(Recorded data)
|---|
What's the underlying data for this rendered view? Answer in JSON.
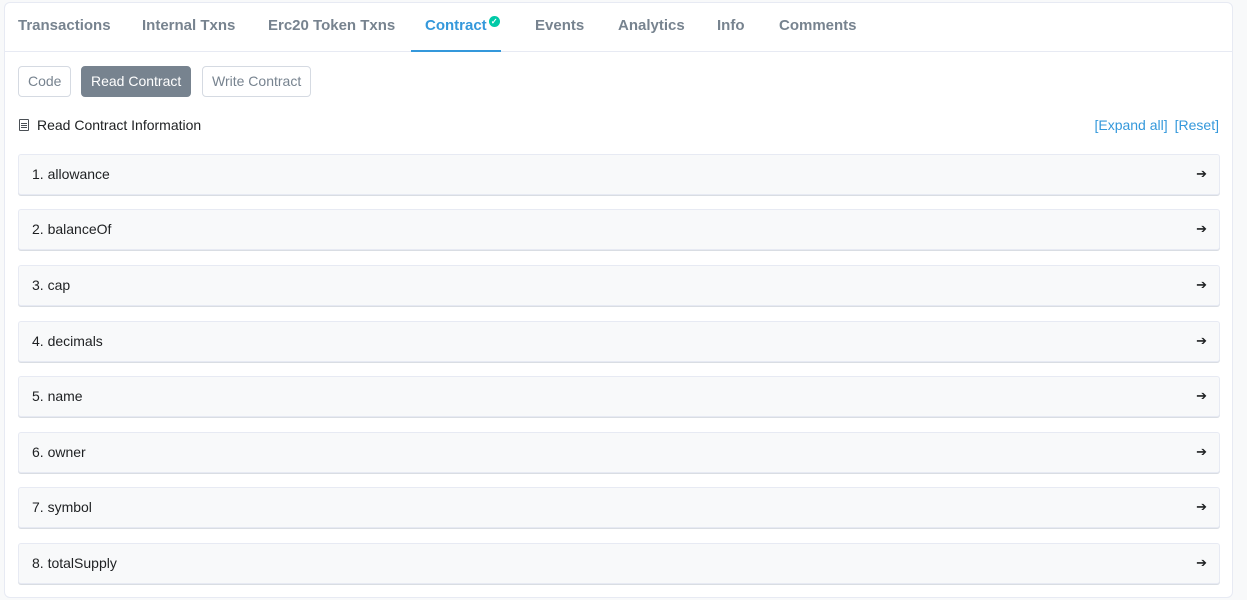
{
  "tabs": [
    {
      "label": "Transactions"
    },
    {
      "label": "Internal Txns"
    },
    {
      "label": "Erc20 Token Txns"
    },
    {
      "label": "Contract"
    },
    {
      "label": "Events"
    },
    {
      "label": "Analytics"
    },
    {
      "label": "Info"
    },
    {
      "label": "Comments"
    }
  ],
  "active_tab": "Contract",
  "contract_subtabs": [
    {
      "label": "Code"
    },
    {
      "label": "Read Contract"
    },
    {
      "label": "Write Contract"
    }
  ],
  "active_subtab": "Read Contract",
  "section": {
    "title": "Read Contract Information",
    "expand_all": "[Expand all]",
    "reset": "[Reset]"
  },
  "functions": [
    {
      "label": "1. allowance"
    },
    {
      "label": "2. balanceOf"
    },
    {
      "label": "3. cap"
    },
    {
      "label": "4. decimals"
    },
    {
      "label": "5. name"
    },
    {
      "label": "6. owner"
    },
    {
      "label": "7. symbol"
    },
    {
      "label": "8. totalSupply"
    }
  ],
  "colors": {
    "accent": "#3498db",
    "verified": "#00c9a7",
    "active_button": "#77838f"
  },
  "icons": {
    "verified": "check-circle-icon",
    "section": "document-icon",
    "row_action": "arrow-right-icon"
  }
}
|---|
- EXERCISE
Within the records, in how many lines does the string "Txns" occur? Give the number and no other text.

- ANSWER BELOW
2